During the workshop, participants shared their thoughts on opportunities and challenges to promote and institutionalize the WEFE Nexus approach in Nepal and identify potential activities within the framework of the NEXUS Gains initiative in the Ganges basin. Participants also emphasized local solutions to the challenges facing the water, energy, food, and ecosystem transformation while exploring how the transformation of these systems for equitable food, energy, and water security can be achieved in the Ganges basin in general, and Nepal in particular.

Similarly, Juddha Gurung, a member of the National Natural Resources and Fiscal Commission, emphasized that “All sectors must work together in an integrated way, and programs like NEXUS Gains should support generating evidence, tools, and approaches for enabling greater systems thinking at the field and basin levels”, he said.

Saloni Pradhan Singh, a member of the National Planning Commission, emphasized that climate change will impact all sectors, but will have a differentiated impact on different social groups.
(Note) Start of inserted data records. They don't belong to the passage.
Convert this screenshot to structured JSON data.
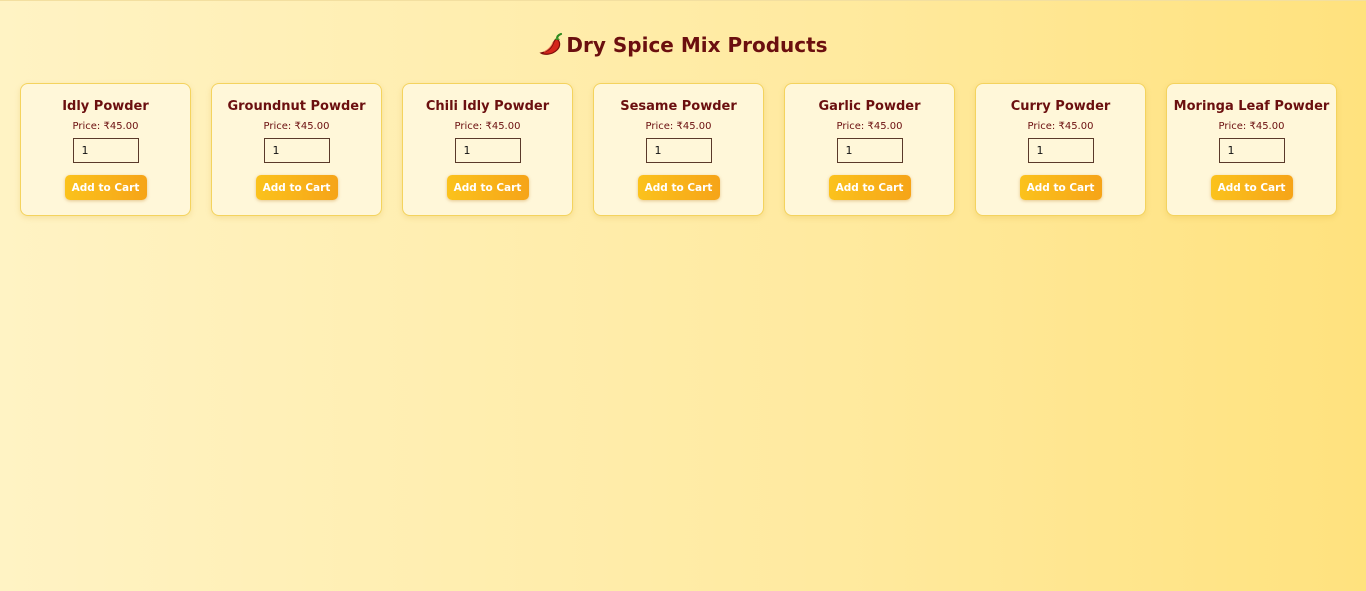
{
  "page": {
    "title": "Dry Spice Mix Products",
    "title_icon": "chili-pepper-icon"
  },
  "colors": {
    "title": "#6b0f0f",
    "card_bg": "#fff7d9",
    "card_border": "#f4d35e",
    "button_start": "#fbc21c",
    "button_end": "#f6a418"
  },
  "labels": {
    "price_prefix": "Price: ",
    "add_to_cart": "Add to Cart"
  },
  "products": [
    {
      "name": "Idly Powder",
      "price": "₹45.00",
      "quantity": "1"
    },
    {
      "name": "Groundnut Powder",
      "price": "₹45.00",
      "quantity": "1"
    },
    {
      "name": "Chili Idly Powder",
      "price": "₹45.00",
      "quantity": "1"
    },
    {
      "name": "Sesame Powder",
      "price": "₹45.00",
      "quantity": "1"
    },
    {
      "name": "Garlic Powder",
      "price": "₹45.00",
      "quantity": "1"
    },
    {
      "name": "Curry Powder",
      "price": "₹45.00",
      "quantity": "1"
    },
    {
      "name": "Moringa Leaf Powder",
      "price": "₹45.00",
      "quantity": "1"
    }
  ]
}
Consequently, she said, approaches like the WEFE nexus should highlight how we can minimize the impact of climate change on vulnerable groups including women, and children.

Dipak Gyawali, an academic at the Nepal Academy of Science and Technology and a former Minister of Water Resources moderated an interactive panel discussion on “A journey to the water, energy, food, and ecosystem (WEFE) nexus approach for achieving sustainable growth and inclusive development in Nepal’’ chaired by Sagar Kumar Rai, Secretary, Ministry of Energy, Water Resources and Irrigations. One of the panelists, Dr. Bimala Rai Paudyal, Honorable Member of the National Assembly at the Federal Parliament of Nepal emphasized the need to bridge the gap between policymakers and research scientists so that policy is driven by more evidence and data. In reflecting on the feminization of work in Nepal, she also highlighted the need to move from a vulnerability perspective to an ‘agency’ approach to recognize women not as vulnerable groups, but as change agents and they need to be engaged as key actors of nexus approach and practices.

“We have no time to lose,” added Prof. Stefan Uhlenbrook, Initiative Lead for NEXUS Gains. “Inclusive, sustainable development requires integrated management WEFE systems. This is also critical to build climate resilience.” Dr. Manohara Khadka, Country Representative, IWMI-Nepal, also noted that integrated management of water, energy, land, food, forests and biodiversity resources in a climate crisis can support achieving socio-economic transformation and gender equality.  For those reasons, NEXUS Gains will support the agency of women, youth, and marginalized groups as important actors of the WEFE governance.

Delivering the closing remarks at the inception workshop, Susheel C. Acharya, Director General, Department of Water Resources, and Irrigation, emphasized that the NEXUS approach to water resources development considering food energy and ecosystem is more relevant in Nepal’s context.

Nature Khabar